Similar to rugby or soccer, this is a game for the younger members of the Bandes.
One of the Elizabethan pastimes was to attend the bear garden and watch dogs try to tear the bear apart before it killed them. We pay homage to that with our own version involving a bear costume and pillow fights.
Versions of croquet and bocce are also played. Many other games were played in period; you are encouraged to bring any you are familiar with and teach others to play.
Music was popular in period, and everyone would join in singing, regardless of ability. The Bandes have recreated that activity, with great enthusiasm, if not talent. New members will eventually learn the standards — Amaryllis, Jolly Broom Man, Of All the Birds. The Company has songbooks with lyrics, as well as a CD’s of songs. Ask the Education Officer for a copy of either.
You can use instruments from the period, although more often modern versions are what is available (guitars, rather than lutes, for instance). People who can play instruments are encouraged to learn the period songs and to introduce new ones as well. We do not sing or play songs written later than 1620 and therefore avoid most folksongs and 19th Century sea shanties.
While dance was a very popular pastime in period, sadly, the Company having lost its dancing master to an ague, doesn’t dance anymore. Should you be interested in dance, you can (try to) get everyone involved. Don’t be surprised if it turns into Camp-ball.
- Musical instrument (period)
- Company songbook
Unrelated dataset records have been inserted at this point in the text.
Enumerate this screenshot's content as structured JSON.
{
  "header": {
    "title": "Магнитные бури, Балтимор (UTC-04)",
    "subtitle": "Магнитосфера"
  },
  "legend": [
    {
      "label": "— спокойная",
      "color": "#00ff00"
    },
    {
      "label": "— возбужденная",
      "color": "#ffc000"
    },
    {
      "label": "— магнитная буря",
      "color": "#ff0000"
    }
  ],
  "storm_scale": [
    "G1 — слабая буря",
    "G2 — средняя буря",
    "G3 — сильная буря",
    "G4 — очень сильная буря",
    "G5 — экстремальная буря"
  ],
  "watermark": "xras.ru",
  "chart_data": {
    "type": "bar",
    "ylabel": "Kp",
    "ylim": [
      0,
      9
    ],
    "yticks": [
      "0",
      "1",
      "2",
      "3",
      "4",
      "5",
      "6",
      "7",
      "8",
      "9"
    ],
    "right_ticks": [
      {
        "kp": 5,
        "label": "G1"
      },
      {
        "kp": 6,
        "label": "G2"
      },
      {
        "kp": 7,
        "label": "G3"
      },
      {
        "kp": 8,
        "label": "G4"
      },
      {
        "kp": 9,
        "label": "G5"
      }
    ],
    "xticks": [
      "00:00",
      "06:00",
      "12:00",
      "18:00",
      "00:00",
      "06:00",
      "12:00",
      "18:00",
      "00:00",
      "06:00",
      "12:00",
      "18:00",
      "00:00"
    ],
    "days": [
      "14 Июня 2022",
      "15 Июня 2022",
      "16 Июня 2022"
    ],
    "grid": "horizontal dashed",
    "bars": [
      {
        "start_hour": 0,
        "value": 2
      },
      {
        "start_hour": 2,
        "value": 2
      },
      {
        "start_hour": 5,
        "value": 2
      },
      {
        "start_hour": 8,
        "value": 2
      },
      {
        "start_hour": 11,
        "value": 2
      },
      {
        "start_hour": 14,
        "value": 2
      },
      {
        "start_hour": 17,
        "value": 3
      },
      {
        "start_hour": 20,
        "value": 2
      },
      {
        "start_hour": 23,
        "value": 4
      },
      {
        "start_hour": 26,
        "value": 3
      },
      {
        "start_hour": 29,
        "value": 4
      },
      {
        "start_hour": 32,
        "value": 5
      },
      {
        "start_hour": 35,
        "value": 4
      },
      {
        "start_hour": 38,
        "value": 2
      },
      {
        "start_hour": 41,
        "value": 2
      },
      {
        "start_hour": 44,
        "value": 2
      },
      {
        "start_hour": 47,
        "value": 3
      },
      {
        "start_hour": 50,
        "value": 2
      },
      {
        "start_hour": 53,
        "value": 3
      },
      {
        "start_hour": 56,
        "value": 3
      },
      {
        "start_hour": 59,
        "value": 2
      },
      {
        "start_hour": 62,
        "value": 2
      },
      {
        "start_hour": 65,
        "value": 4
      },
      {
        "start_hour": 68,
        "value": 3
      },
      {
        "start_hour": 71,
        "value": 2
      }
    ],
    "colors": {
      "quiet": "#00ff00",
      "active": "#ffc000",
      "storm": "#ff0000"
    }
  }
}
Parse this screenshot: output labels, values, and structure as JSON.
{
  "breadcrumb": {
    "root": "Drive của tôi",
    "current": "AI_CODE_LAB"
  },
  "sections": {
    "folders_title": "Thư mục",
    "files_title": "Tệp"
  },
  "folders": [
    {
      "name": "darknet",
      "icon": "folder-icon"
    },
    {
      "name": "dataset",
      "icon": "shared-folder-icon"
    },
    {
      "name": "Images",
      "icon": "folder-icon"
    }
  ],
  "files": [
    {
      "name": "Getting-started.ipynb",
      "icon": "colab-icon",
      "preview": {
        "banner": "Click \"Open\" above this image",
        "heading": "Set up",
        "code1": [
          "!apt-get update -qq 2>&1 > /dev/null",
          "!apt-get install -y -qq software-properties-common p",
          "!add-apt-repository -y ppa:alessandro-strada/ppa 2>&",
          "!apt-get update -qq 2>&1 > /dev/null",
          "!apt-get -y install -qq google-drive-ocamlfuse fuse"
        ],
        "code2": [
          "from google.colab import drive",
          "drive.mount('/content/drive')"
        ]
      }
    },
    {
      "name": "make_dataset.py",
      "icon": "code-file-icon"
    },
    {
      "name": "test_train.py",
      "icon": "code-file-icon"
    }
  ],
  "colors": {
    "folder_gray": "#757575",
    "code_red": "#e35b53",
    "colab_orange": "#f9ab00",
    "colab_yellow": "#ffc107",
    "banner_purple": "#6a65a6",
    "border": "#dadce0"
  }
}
Low and Lusty Songs, The City Waites (1995) Many Elizabethan tunes, with music and voices.
Shakespeare’s Music, various artists (2000) A selection of 16th C. songs, with music and voices.
Tudors Lo, Country Sports, The Purcell Consort of Voices (1971) Music of the Elizabethan countryside.
1588: Music from the Time of the Spanish Armada, The York Waits (1995) Nice collection of popular and dance numbers.
Before the Mast: Life and Death Aboard the Mary Rose Julie Gardiner (Ed.) (2013). An archeological examination of the contents and personal belongings of the crew of the Mary Rose, an English warship that sank in 1545
Daily Life in Elizabethan England, Second Edition, Jeffrey Singman (2009). A general account of life in the period, heavily informed by living history, and geared towards living history use; includes patterns, songs, games, etc.
Francis Willughby’s Treatise on Games. Dorothy Johnson, David Cram, and Jeffrey Singman. The best single source of period games.
The Renaissance Dance Book, Thomas & Gingell, (1987). Among the best of all modern guides, it covers a selection of 16th-century dances. It comes with sheet music and an extremely good tape. Kelischek Workshop, RT1, Box 26, Brasstown, NC 28902.
The Compleat Gamester, Charles Cotton, (1930 ). Rules for dice, card, and board games.Pleasures and Pastimes in Tudor England, Alison Sims (1999) Explores the full range of entertainments enjoyed at that time covering everything from card games and bear baiting to interior design.